Exercise aim: Count the lines containing "昨日断板" in the entries underneath, and state that count without anything else.

Records to process:
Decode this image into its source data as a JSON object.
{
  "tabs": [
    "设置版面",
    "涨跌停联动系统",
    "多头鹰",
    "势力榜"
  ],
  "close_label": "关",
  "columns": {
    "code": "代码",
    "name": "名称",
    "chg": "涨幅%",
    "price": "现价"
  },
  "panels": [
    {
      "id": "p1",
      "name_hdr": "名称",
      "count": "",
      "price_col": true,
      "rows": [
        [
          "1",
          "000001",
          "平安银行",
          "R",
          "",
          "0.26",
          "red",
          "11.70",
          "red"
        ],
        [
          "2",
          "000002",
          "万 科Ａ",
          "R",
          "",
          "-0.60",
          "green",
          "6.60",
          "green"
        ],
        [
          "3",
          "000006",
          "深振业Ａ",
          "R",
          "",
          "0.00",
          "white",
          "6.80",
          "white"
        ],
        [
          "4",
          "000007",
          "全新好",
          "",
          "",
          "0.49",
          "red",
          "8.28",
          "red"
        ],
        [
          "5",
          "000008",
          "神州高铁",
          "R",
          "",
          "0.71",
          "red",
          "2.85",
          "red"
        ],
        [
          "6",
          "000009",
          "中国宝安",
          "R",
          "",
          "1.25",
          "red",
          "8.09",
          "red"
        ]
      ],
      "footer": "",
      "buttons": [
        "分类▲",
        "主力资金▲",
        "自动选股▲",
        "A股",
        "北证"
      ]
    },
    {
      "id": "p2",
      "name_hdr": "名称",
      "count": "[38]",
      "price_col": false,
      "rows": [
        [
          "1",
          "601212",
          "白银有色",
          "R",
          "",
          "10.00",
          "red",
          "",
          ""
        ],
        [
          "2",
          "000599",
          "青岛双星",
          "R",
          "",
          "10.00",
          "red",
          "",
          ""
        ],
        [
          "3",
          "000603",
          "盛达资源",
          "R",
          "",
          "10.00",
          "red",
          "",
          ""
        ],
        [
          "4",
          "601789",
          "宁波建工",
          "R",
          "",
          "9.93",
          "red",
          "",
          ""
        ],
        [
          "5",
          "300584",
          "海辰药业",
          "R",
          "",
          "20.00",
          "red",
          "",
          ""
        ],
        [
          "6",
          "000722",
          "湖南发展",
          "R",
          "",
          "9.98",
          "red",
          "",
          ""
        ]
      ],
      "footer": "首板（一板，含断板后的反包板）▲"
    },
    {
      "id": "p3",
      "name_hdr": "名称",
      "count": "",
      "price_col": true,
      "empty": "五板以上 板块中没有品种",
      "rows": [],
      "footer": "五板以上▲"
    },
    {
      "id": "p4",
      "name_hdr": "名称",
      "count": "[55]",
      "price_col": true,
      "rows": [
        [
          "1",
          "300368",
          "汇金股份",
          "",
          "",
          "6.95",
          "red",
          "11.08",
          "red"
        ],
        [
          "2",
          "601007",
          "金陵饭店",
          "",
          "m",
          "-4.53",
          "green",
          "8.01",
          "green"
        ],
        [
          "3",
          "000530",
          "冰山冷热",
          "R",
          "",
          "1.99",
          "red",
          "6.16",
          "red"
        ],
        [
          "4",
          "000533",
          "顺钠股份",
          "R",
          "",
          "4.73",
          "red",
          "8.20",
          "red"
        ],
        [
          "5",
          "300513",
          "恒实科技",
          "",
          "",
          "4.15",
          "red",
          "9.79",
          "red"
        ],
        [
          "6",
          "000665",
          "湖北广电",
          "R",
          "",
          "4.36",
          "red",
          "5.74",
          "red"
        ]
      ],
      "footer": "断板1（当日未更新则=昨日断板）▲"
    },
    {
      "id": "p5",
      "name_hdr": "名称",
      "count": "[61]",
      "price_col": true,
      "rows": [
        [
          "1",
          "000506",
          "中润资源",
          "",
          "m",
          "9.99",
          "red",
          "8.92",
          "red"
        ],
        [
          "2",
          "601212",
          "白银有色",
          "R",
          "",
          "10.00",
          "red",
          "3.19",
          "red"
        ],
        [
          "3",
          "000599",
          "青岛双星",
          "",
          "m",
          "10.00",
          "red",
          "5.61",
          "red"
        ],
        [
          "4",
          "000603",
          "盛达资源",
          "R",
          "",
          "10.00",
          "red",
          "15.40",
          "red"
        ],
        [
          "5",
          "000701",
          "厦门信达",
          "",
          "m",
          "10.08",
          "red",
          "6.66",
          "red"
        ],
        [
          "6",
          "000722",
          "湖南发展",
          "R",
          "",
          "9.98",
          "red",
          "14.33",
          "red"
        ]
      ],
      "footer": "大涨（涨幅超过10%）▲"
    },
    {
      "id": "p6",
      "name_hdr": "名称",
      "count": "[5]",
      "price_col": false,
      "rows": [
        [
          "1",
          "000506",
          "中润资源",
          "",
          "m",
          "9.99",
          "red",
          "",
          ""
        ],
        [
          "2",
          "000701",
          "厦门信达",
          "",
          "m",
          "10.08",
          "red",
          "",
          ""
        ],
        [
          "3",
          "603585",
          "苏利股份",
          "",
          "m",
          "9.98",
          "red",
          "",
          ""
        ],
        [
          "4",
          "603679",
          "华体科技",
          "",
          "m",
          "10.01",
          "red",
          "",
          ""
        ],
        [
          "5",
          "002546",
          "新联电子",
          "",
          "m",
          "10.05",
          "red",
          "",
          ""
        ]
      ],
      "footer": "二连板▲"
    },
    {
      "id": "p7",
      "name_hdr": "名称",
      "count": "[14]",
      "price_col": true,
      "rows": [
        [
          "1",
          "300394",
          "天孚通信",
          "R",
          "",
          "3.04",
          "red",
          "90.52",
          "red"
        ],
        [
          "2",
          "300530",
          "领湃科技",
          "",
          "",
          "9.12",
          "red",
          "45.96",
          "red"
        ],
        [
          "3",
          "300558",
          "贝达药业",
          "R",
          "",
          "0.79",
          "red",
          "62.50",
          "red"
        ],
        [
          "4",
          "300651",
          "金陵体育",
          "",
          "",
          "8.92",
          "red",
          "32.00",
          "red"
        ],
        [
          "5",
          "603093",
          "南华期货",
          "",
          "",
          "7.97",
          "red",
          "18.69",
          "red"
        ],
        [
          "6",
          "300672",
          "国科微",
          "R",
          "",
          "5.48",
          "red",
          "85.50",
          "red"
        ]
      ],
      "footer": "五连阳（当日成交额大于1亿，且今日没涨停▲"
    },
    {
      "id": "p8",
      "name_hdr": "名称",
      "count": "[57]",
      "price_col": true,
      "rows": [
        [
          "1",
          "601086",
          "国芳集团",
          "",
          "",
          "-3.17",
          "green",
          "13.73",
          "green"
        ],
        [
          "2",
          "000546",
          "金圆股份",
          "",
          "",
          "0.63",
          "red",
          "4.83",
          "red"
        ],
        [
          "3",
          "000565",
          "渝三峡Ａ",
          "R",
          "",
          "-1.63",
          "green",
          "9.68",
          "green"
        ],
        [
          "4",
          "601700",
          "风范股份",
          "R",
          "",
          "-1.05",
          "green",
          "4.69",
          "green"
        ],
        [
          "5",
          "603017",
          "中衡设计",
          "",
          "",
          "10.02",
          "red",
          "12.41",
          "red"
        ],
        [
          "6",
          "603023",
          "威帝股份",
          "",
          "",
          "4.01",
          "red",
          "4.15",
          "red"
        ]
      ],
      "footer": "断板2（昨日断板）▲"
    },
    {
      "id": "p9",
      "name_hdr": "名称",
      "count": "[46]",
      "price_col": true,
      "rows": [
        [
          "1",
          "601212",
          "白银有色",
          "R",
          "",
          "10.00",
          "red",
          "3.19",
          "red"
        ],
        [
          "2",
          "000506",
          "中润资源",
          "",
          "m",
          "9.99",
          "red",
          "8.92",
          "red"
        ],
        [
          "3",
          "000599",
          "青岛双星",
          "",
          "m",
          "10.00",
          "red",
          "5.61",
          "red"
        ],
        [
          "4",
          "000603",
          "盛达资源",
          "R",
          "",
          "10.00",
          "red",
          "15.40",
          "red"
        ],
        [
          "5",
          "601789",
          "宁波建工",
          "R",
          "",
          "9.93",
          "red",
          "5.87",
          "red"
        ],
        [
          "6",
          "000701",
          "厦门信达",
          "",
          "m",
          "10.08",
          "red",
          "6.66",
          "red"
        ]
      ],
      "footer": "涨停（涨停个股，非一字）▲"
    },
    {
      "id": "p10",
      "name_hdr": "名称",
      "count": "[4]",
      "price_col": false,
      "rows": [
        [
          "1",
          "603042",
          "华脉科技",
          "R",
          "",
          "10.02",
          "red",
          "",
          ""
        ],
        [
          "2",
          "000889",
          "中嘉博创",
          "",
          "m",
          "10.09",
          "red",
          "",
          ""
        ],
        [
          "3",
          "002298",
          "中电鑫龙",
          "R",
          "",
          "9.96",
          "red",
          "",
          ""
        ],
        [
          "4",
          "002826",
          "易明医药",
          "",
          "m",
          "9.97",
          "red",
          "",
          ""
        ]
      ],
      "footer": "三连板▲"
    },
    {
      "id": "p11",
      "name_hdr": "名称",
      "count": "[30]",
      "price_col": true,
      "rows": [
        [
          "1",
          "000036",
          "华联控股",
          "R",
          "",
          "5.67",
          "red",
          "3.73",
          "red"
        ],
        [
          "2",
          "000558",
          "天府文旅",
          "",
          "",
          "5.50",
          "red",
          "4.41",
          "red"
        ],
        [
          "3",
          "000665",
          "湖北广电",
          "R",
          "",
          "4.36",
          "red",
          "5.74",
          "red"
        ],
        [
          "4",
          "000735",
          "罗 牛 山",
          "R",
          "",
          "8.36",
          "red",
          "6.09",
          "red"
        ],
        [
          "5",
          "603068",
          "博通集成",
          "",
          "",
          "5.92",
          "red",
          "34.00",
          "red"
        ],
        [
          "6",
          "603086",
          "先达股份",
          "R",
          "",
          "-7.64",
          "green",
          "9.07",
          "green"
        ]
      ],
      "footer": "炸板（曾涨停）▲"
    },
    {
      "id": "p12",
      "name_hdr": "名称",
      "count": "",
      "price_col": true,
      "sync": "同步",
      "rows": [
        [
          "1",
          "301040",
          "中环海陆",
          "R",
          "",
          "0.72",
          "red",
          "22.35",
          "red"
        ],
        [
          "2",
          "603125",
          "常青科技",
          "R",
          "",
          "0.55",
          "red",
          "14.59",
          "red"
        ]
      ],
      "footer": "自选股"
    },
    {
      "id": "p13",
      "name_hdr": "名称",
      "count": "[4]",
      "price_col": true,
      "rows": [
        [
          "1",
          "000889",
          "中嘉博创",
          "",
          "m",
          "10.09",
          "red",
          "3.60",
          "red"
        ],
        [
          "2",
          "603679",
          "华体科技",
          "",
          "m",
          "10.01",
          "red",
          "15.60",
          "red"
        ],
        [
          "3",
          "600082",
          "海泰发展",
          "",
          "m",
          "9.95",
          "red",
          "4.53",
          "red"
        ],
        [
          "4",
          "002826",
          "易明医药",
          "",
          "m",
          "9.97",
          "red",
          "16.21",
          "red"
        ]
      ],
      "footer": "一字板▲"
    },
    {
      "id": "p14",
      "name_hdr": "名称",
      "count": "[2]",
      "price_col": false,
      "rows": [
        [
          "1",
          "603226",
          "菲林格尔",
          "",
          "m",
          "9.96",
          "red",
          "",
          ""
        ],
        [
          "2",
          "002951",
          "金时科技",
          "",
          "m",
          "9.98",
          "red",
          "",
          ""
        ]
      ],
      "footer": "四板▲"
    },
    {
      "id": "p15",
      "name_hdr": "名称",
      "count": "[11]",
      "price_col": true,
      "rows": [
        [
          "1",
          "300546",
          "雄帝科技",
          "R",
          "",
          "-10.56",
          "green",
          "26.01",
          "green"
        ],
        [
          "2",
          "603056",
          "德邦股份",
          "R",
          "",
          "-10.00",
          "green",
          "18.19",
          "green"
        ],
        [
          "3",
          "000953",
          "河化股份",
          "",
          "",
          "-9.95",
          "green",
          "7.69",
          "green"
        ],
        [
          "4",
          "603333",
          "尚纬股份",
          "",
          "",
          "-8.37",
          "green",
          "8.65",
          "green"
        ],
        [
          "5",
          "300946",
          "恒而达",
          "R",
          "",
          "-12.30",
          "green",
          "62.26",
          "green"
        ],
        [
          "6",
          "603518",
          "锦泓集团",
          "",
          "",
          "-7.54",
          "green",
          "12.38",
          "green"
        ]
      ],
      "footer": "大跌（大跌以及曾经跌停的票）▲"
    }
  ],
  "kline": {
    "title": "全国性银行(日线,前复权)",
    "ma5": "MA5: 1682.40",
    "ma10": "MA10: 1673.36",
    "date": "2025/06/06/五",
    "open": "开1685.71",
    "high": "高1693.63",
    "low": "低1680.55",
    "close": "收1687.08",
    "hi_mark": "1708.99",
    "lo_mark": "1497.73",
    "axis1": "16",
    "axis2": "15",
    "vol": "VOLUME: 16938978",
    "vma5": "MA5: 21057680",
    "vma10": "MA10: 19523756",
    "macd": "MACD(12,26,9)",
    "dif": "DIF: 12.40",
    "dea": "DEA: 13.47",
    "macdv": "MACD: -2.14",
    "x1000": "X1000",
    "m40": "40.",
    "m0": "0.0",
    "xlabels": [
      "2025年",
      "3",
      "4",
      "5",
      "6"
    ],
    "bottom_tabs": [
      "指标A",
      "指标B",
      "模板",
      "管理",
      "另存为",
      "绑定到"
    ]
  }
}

Solution to this task: 2